Exercise directions:
Without skipping or changing anything, print all the entries.

Collection entries:
-=-=-
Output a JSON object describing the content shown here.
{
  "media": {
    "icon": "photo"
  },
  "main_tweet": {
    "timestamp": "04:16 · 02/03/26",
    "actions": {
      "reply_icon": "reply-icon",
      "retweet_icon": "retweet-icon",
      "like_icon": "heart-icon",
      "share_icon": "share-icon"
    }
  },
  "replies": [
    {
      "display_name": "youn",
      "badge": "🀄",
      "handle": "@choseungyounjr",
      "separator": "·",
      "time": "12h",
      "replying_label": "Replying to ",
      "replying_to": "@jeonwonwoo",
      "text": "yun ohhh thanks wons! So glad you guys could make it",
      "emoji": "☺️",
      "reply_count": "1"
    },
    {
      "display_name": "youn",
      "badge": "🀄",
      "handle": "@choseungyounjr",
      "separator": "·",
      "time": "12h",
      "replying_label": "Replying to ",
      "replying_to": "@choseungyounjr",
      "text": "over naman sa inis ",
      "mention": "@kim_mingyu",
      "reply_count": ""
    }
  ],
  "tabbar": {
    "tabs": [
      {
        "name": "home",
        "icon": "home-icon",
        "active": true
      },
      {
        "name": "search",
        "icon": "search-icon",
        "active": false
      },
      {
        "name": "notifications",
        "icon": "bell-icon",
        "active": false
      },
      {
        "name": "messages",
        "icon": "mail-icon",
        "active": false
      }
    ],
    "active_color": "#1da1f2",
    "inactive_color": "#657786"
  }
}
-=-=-
Output of the task:
Output a JSON object describing the content shown here.
{
  "media": {
    "icon": "photo"
  },
  "main_tweet": {
    "timestamp": "04:16 · 02/03/26",
    "actions": {
      "reply_icon": "reply-icon",
      "retweet_icon": "retweet-icon",
      "like_icon": "heart-icon",
      "share_icon": "share-icon"
    }
  },
  "replies": [
    {
      "display_name": "youn",
      "badge": "🀄",
      "handle": "@choseungyounjr",
      "separator": "·",
      "time": "12h",
      "replying_label": "Replying to ",
      "replying_to": "@jeonwonwoo",
      "text": "yun ohhh thanks wons! So glad you guys could make it",
      "emoji": "☺️",
      "reply_count": "1"
    },
    {
      "display_name": "youn",
      "badge": "🀄",
      "handle": "@choseungyounjr",
      "separator": "·",
      "time": "12h",
      "replying_label": "Replying to ",
      "replying_to": "@choseungyounjr",
      "text": "over naman sa inis ",
      "mention": "@kim_mingyu",
      "reply_count": ""
    }
  ],
  "tabbar": {
    "tabs": [
      {
        "name": "home",
        "icon": "home-icon",
        "active": true
      },
      {
        "name": "search",
        "icon": "search-icon",
        "active": false
      },
      {
        "name": "notifications",
        "icon": "bell-icon",
        "active": false
      },
      {
        "name": "messages",
        "icon": "mail-icon",
        "active": false
      }
    ],
    "active_color": "#1da1f2",
    "inactive_color": "#657786"
  }
}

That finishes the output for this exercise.